Updated: Jan 12
Under the authoritarian regime of the 60's and 70's, Hungary's art scene utilized the Neo-avant-garde movement to disperse political ideas. The Elizabeth Dee Gallery in New York City has curated a stunning show of these artists who fought against their communist regime with art.
The geometric abstractions of this era seem innocuous - and the color palates even joyful - but are actually imbued with cryptic, political commentary. The act of creating art itself is was a precarious expression in a state under communist control. Hungary was less-regulated than other communist states at durning time, but art publications were scarce, and artists were prompted to present their art within their personal home - not to the public.
Artists, by nature, tend to be rebellious. So it is not of much surprise that pieces of this unofficial art movement held codified messages of political views and expressions of insurgency.

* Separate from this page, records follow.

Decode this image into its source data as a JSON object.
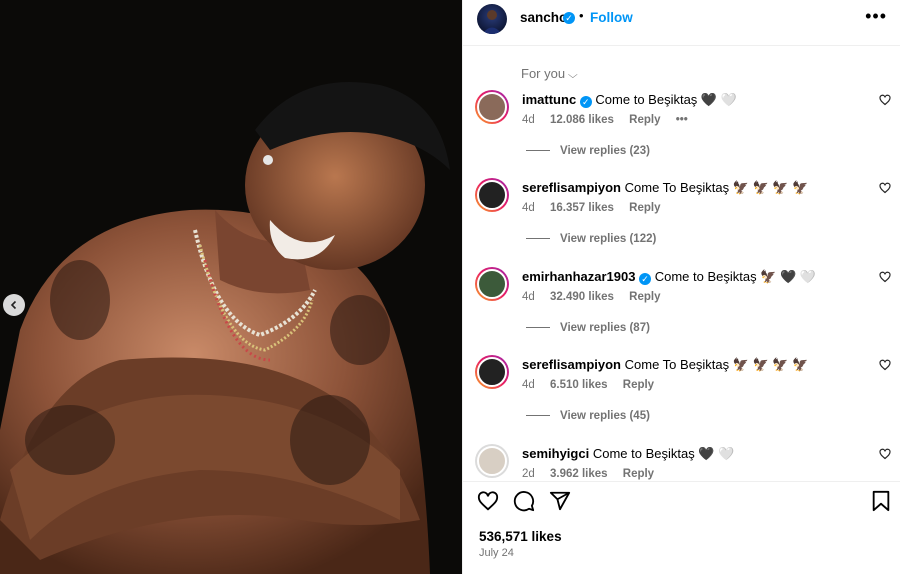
{
  "post": {
    "author": "sancho",
    "follow_label": "Follow",
    "more_label": "•••",
    "dot_separator": "•"
  },
  "comments_header": {
    "sort_label": "For you"
  },
  "comments": [
    {
      "user": "imattunc",
      "verified": true,
      "text": "Come to Beşiktaş 🖤 🤍",
      "age": "4d",
      "likes": "12.086 likes",
      "reply_label": "Reply",
      "options": "•••",
      "view_replies": "View replies (23)"
    },
    {
      "user": "sereflisampiyon",
      "verified": false,
      "text": "Come To Beşiktaş 🦅 🦅 🦅 🦅",
      "age": "4d",
      "likes": "16.357 likes",
      "reply_label": "Reply",
      "view_replies": "View replies (122)"
    },
    {
      "user": "emirhanhazar1903",
      "verified": true,
      "text": "Come to Beşiktaş 🦅 🖤 🤍",
      "age": "4d",
      "likes": "32.490 likes",
      "reply_label": "Reply",
      "view_replies": "View replies (87)"
    },
    {
      "user": "sereflisampiyon",
      "verified": false,
      "text": "Come To Beşiktaş 🦅 🦅 🦅 🦅",
      "age": "4d",
      "likes": "6.510 likes",
      "reply_label": "Reply",
      "view_replies": "View replies (45)"
    },
    {
      "user": "semihyigci",
      "verified": false,
      "text": "Come to Beşiktaş 🖤 🤍",
      "age": "2d",
      "likes": "3.962 likes",
      "reply_label": "Reply"
    }
  ],
  "footer": {
    "total_likes": "536,571 likes",
    "date": "July 24"
  },
  "icons": {
    "like": "heart-icon",
    "comment": "comment-icon",
    "share": "share-icon",
    "save": "bookmark-icon",
    "prev": "chevron-left-icon"
  },
  "colors": {
    "accent": "#0095f6",
    "muted": "#737373",
    "media_bg": "#0b0a08"
  }
}
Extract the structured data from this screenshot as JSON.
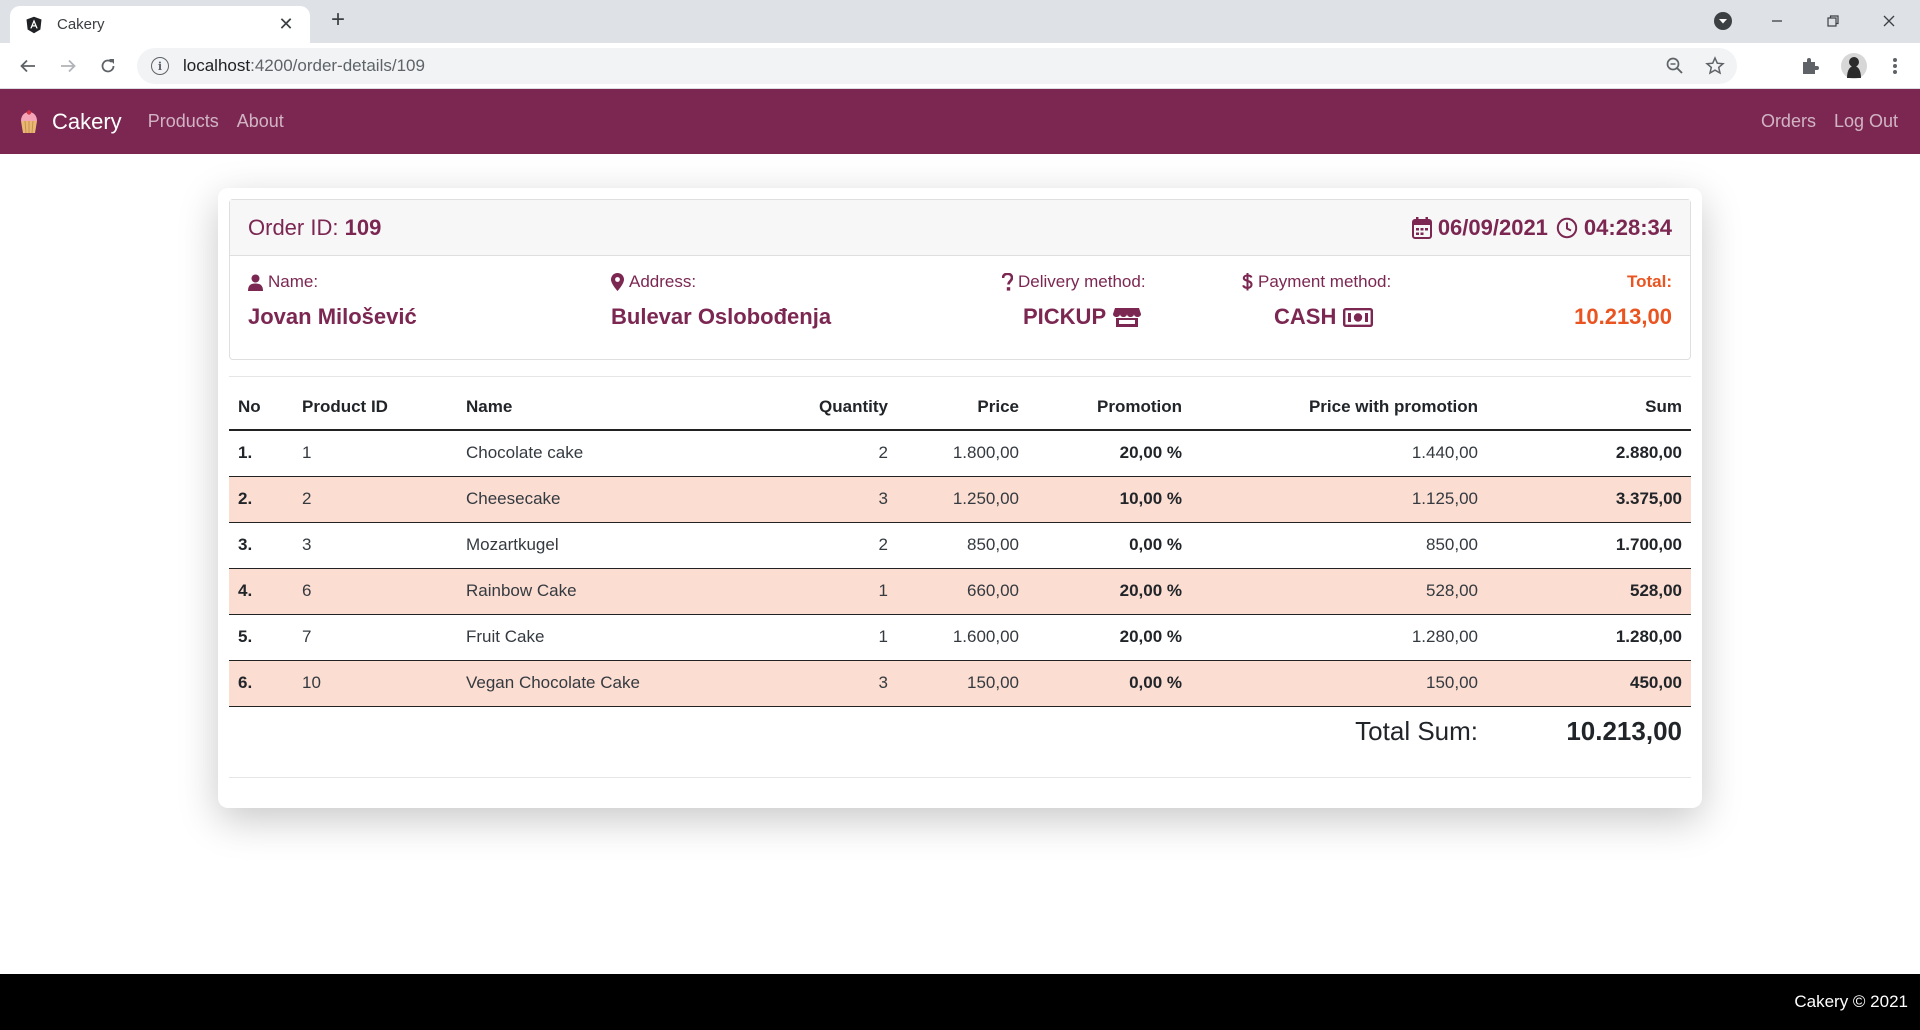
{
  "browser": {
    "tab_title": "Cakery",
    "tab_favicon": "angular-icon",
    "url_host": "localhost",
    "url_path": ":4200/order-details/109"
  },
  "navbar": {
    "brand": "Cakery",
    "links_left": [
      "Products",
      "About"
    ],
    "links_right": [
      "Orders",
      "Log Out"
    ],
    "color": "#7b2752"
  },
  "order": {
    "id_label": "Order ID:",
    "id": "109",
    "date": "06/09/2021",
    "time": "04:28:34",
    "name_label": "Name:",
    "name": "Jovan Milošević",
    "address_label": "Address:",
    "address": "Bulevar Oslobođenja",
    "delivery_label": "Delivery method:",
    "delivery": "PICKUP",
    "payment_label": "Payment method:",
    "payment": "CASH",
    "total_label": "Total:",
    "total": "10.213,00",
    "total_color": "#e95420"
  },
  "table": {
    "headers": [
      "No",
      "Product ID",
      "Name",
      "Quantity",
      "Price",
      "Promotion",
      "Price with promotion",
      "Sum"
    ],
    "rows": [
      {
        "no": "1.",
        "product_id": "1",
        "name": "Chocolate cake",
        "quantity": "2",
        "price": "1.800,00",
        "promotion": "20,00 %",
        "price_promo": "1.440,00",
        "sum": "2.880,00"
      },
      {
        "no": "2.",
        "product_id": "2",
        "name": "Cheesecake",
        "quantity": "3",
        "price": "1.250,00",
        "promotion": "10,00 %",
        "price_promo": "1.125,00",
        "sum": "3.375,00"
      },
      {
        "no": "3.",
        "product_id": "3",
        "name": "Mozartkugel",
        "quantity": "2",
        "price": "850,00",
        "promotion": "0,00 %",
        "price_promo": "850,00",
        "sum": "1.700,00"
      },
      {
        "no": "4.",
        "product_id": "6",
        "name": "Rainbow Cake",
        "quantity": "1",
        "price": "660,00",
        "promotion": "20,00 %",
        "price_promo": "528,00",
        "sum": "528,00"
      },
      {
        "no": "5.",
        "product_id": "7",
        "name": "Fruit Cake",
        "quantity": "1",
        "price": "1.600,00",
        "promotion": "20,00 %",
        "price_promo": "1.280,00",
        "sum": "1.280,00"
      },
      {
        "no": "6.",
        "product_id": "10",
        "name": "Vegan Chocolate Cake",
        "quantity": "3",
        "price": "150,00",
        "promotion": "0,00 %",
        "price_promo": "150,00",
        "sum": "450,00"
      }
    ],
    "total_label": "Total Sum:",
    "total_value": "10.213,00",
    "alt_row_color": "#fbddd2"
  },
  "footer": {
    "text": "Cakery © 2021"
  }
}
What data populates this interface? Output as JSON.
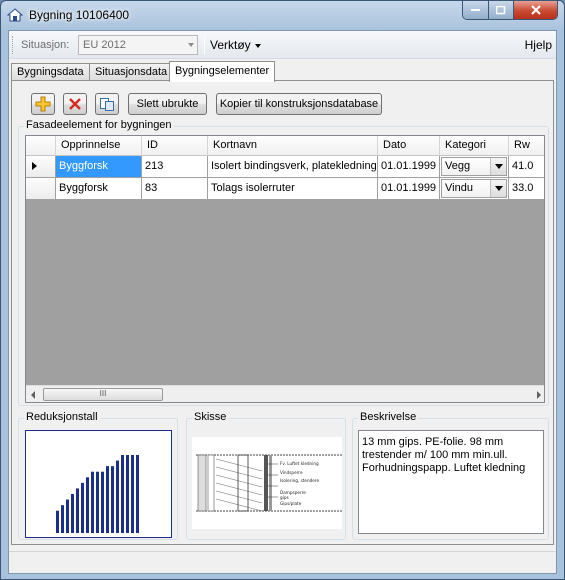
{
  "window": {
    "title": "Bygning 10106400"
  },
  "toolbar": {
    "situasjon_label": "Situasjon:",
    "situasjon_value": "EU 2012",
    "verktoy_label": "Verktøy",
    "hjelp_label": "Hjelp"
  },
  "tabs": [
    {
      "label": "Bygningsdata",
      "active": false
    },
    {
      "label": "Situasjonsdata",
      "active": false
    },
    {
      "label": "Bygningselementer",
      "active": true
    }
  ],
  "actions": {
    "add_icon": "add-icon",
    "delete_icon": "delete-icon",
    "copy_icon": "copy-icon",
    "slett_label": "Slett ubrukte",
    "kopier_label": "Kopier til konstruksjonsdatabase"
  },
  "fasade": {
    "group_title": "Fasadeelement for bygningen",
    "columns": [
      "Opprinnelse",
      "ID",
      "Kortnavn",
      "Dato",
      "Kategori",
      "Rw"
    ],
    "rows": [
      {
        "opprinnelse": "Byggforsk",
        "id": "213",
        "kortnavn": "Isolert bindingsverk, platekledning",
        "dato": "01.01.1999",
        "kategori": "Vegg",
        "rw": "41.0",
        "current": true
      },
      {
        "opprinnelse": "Byggforsk",
        "id": "83",
        "kortnavn": "Tolags isolerruter",
        "dato": "01.01.1999",
        "kategori": "Vindu",
        "rw": "33.0",
        "current": false
      }
    ],
    "scroll_thumb": "III"
  },
  "reduksjonstall": {
    "title": "Reduksjonstall",
    "chart_data": {
      "type": "bar",
      "values": [
        4,
        5,
        6,
        7,
        8,
        9,
        10,
        11,
        11,
        11,
        12,
        12,
        13,
        14,
        14,
        14,
        14
      ]
    }
  },
  "skisse": {
    "title": "Skisse",
    "legend_lines": [
      "Fv. Luftet kledning",
      "Vindsperre",
      "Isolering, stendere",
      "Dampsperre",
      "gips",
      "Gips/plate"
    ]
  },
  "beskrivelse": {
    "title": "Beskrivelse",
    "text": "13 mm gips. PE-folie. 98 mm trestender m/ 100 mm min.ull. Forhudningspapp. Luftet kledning"
  },
  "colors": {
    "selection": "#3399ff",
    "bar": "#1c2e8c",
    "grid_bg": "#a0a0a0"
  }
}
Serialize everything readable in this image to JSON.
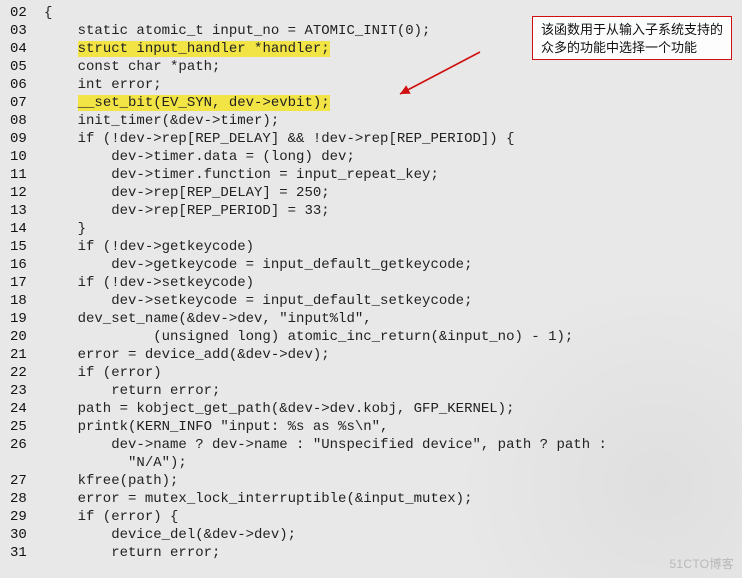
{
  "annotation": {
    "line1": "该函数用于从输入子系统支持的",
    "line2": "众多的功能中选择一个功能"
  },
  "watermark": "51CTO博客",
  "lines": [
    {
      "n": "02",
      "code": "{"
    },
    {
      "n": "03",
      "code": "    static atomic_t input_no = ATOMIC_INIT(0);"
    },
    {
      "n": "04",
      "code": "    ",
      "hlPrefix": "",
      "hl": "struct input_handler *handler;"
    },
    {
      "n": "05",
      "code": "    const char *path;"
    },
    {
      "n": "06",
      "code": "    int error;"
    },
    {
      "n": "07",
      "code": "    ",
      "hl": "__set_bit(EV_SYN, dev->evbit);"
    },
    {
      "n": "08",
      "code": "    init_timer(&dev->timer);"
    },
    {
      "n": "09",
      "code": "    if (!dev->rep[REP_DELAY] && !dev->rep[REP_PERIOD]) {"
    },
    {
      "n": "10",
      "code": "        dev->timer.data = (long) dev;"
    },
    {
      "n": "11",
      "code": "        dev->timer.function = input_repeat_key;"
    },
    {
      "n": "12",
      "code": "        dev->rep[REP_DELAY] = 250;"
    },
    {
      "n": "13",
      "code": "        dev->rep[REP_PERIOD] = 33;"
    },
    {
      "n": "14",
      "code": "    }"
    },
    {
      "n": "15",
      "code": "    if (!dev->getkeycode)"
    },
    {
      "n": "16",
      "code": "        dev->getkeycode = input_default_getkeycode;"
    },
    {
      "n": "17",
      "code": "    if (!dev->setkeycode)"
    },
    {
      "n": "18",
      "code": "        dev->setkeycode = input_default_setkeycode;"
    },
    {
      "n": "19",
      "code": "    dev_set_name(&dev->dev, \"input%ld\","
    },
    {
      "n": "20",
      "code": "             (unsigned long) atomic_inc_return(&input_no) - 1);"
    },
    {
      "n": "21",
      "code": "    error = device_add(&dev->dev);"
    },
    {
      "n": "22",
      "code": "    if (error)"
    },
    {
      "n": "23",
      "code": "        return error;"
    },
    {
      "n": "24",
      "code": "    path = kobject_get_path(&dev->dev.kobj, GFP_KERNEL);"
    },
    {
      "n": "25",
      "code": "    printk(KERN_INFO \"input: %s as %s\\n\","
    },
    {
      "n": "26",
      "code": "        dev->name ? dev->name : \"Unspecified device\", path ? path :"
    },
    {
      "n": "",
      "code": "          \"N/A\");"
    },
    {
      "n": "27",
      "code": "    kfree(path);"
    },
    {
      "n": "28",
      "code": "    error = mutex_lock_interruptible(&input_mutex);"
    },
    {
      "n": "29",
      "code": "    if (error) {"
    },
    {
      "n": "30",
      "code": "        device_del(&dev->dev);"
    },
    {
      "n": "31",
      "code": "        return error;"
    }
  ]
}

Works of geometric abstraction often used shapes and color as a way to escape the political system as a whole. However, even these pieces make a subtle nod at a Western allegiance due to their abstract nature, dominant in the Western art scene. Other works were imbued with a sense of humor that pointed fun at the governing entities.Many Hungarian instituted a coded language that was only understood by other artists within this small, inner circle of creators.
Images courtesy of Elizabeth Dee Gallery